### What to do
If a line of the data below holds the string "travel", copy it.

(Data entries)
= Beginning of Section =
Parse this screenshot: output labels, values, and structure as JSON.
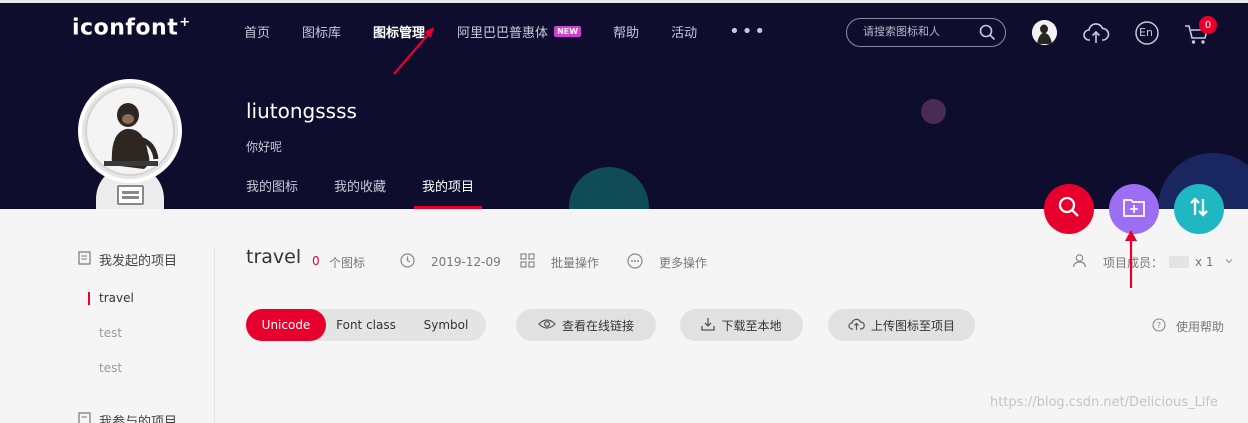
{
  "logo": {
    "text": "iconfont",
    "mark": "+"
  },
  "nav": {
    "items": [
      {
        "label": "首页",
        "active": false
      },
      {
        "label": "图标库",
        "active": false
      },
      {
        "label": "图标管理",
        "active": true
      },
      {
        "label": "阿里巴巴普惠体",
        "active": false,
        "badge": "NEW"
      },
      {
        "label": "帮助",
        "active": false
      },
      {
        "label": "活动",
        "active": false
      }
    ],
    "more": "•••"
  },
  "search": {
    "placeholder": "请搜索图标和人"
  },
  "header_icons": {
    "lang": "En",
    "cart_count": "0"
  },
  "profile": {
    "username": "liutongssss",
    "bio": "你好呢",
    "tabs": [
      "我的图标",
      "我的收藏",
      "我的项目"
    ],
    "active_tab": "我的项目"
  },
  "sidebar": {
    "created_heading": "我发起的项目",
    "projects": [
      "travel",
      "test",
      "test"
    ],
    "active_project": "travel",
    "joined_heading": "我参与的项目"
  },
  "project": {
    "name": "travel",
    "icon_count": "0",
    "icon_count_label": "个图标",
    "date": "2019-12-09",
    "batch_label": "批量操作",
    "more_label": "更多操作",
    "members_label": "项目成员：",
    "members_count": "x 1"
  },
  "toolbar": {
    "segments": [
      "Unicode",
      "Font class",
      "Symbol"
    ],
    "active_segment": "Unicode",
    "view_link": "查看在线链接",
    "download": "下载至本地",
    "upload": "上传图标至项目",
    "help": "使用帮助"
  },
  "watermark": "https://blog.csdn.net/Delicious_Life",
  "colors": {
    "header_bg": "#0f0d2e",
    "accent_red": "#e8002d",
    "purple": "#9b6ef3",
    "teal": "#1fb8c2"
  }
}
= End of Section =
### Response to the task
      "travel",
    "active_project": "travel",
    "name": "travel",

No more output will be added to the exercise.